------ Record excerpts ------

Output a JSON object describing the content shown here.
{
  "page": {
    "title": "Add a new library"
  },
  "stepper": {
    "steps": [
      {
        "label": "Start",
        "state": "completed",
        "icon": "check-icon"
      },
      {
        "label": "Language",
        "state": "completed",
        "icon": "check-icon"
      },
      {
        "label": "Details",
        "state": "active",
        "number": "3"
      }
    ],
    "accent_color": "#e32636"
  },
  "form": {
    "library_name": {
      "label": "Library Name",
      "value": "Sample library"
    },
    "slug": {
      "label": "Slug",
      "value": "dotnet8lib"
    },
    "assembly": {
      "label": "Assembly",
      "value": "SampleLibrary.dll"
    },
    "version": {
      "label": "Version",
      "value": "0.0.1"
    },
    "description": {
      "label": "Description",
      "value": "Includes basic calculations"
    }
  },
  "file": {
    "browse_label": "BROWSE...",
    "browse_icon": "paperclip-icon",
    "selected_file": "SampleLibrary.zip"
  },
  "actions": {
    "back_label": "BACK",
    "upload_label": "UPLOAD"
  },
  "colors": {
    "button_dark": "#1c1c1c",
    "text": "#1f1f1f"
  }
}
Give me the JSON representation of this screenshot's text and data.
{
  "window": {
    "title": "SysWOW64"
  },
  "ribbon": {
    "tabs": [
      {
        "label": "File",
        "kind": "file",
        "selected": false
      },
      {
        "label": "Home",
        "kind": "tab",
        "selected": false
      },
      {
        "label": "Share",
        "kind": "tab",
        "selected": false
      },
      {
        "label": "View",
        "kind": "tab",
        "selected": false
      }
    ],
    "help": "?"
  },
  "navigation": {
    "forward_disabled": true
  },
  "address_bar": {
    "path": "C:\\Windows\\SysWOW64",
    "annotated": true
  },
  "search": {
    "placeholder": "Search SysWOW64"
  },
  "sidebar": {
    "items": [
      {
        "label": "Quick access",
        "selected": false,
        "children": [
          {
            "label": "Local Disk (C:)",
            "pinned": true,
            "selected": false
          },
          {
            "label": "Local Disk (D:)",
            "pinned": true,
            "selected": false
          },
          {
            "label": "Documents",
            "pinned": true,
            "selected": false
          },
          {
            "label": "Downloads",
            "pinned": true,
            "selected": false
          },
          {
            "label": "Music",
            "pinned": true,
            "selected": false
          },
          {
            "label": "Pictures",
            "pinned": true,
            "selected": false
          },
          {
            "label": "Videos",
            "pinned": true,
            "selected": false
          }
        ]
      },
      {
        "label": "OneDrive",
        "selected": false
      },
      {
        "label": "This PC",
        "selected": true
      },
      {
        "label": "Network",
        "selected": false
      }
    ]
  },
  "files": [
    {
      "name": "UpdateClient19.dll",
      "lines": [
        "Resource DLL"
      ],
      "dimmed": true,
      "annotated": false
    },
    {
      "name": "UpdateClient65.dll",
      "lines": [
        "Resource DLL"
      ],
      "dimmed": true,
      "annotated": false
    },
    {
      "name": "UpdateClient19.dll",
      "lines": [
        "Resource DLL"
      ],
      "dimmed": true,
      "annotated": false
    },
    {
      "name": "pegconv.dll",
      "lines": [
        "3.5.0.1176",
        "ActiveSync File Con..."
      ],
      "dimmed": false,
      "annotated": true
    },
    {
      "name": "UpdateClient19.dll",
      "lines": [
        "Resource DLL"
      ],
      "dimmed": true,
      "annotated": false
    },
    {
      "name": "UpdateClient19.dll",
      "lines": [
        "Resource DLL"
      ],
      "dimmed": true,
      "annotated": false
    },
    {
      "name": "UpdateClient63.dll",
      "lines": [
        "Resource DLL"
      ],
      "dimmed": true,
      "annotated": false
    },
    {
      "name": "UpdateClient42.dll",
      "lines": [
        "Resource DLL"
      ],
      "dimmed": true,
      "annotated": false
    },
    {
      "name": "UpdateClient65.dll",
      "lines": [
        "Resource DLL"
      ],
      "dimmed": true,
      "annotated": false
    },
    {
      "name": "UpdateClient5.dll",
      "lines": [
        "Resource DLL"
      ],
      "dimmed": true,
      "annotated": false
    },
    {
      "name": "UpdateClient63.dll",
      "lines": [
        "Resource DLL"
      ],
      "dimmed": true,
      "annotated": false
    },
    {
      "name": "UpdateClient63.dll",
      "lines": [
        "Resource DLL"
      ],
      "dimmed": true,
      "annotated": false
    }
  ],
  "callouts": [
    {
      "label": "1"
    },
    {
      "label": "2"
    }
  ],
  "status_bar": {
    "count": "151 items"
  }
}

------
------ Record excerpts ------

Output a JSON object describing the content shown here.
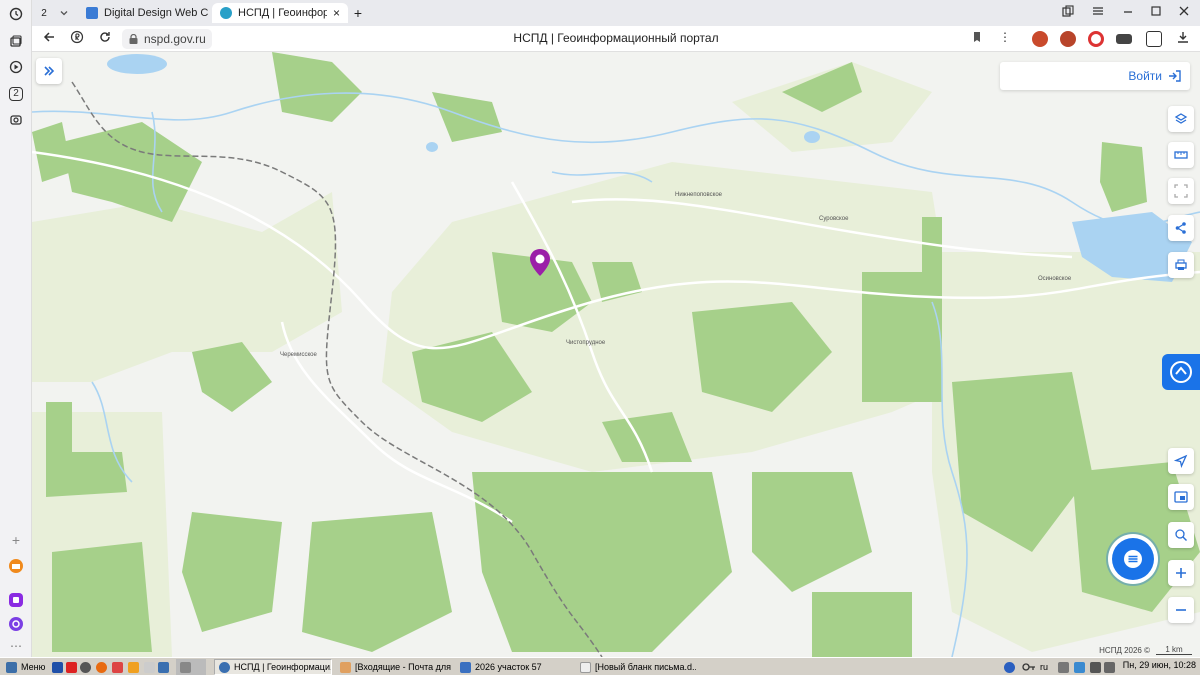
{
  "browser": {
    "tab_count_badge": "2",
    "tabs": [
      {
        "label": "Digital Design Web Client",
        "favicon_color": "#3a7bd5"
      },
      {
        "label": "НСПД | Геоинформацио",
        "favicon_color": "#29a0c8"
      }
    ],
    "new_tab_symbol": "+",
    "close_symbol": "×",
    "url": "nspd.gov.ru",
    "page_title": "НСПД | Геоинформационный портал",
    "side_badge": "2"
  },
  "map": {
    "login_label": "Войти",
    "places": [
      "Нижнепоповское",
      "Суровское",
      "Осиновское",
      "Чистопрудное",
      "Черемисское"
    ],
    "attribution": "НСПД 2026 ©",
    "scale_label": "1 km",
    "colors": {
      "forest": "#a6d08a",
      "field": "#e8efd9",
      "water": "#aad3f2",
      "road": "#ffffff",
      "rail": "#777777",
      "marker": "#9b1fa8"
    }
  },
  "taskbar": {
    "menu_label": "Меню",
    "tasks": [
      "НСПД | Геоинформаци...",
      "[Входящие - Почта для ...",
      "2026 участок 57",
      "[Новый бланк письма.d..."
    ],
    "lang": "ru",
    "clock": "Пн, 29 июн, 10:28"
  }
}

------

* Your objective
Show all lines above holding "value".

* Exercise solution
      "value": "Sample library"
      "value": "dotnet8lib"
      "value": "SampleLibrary.dll"
      "value": "0.0.1"
      "value": "Includes basic calculations"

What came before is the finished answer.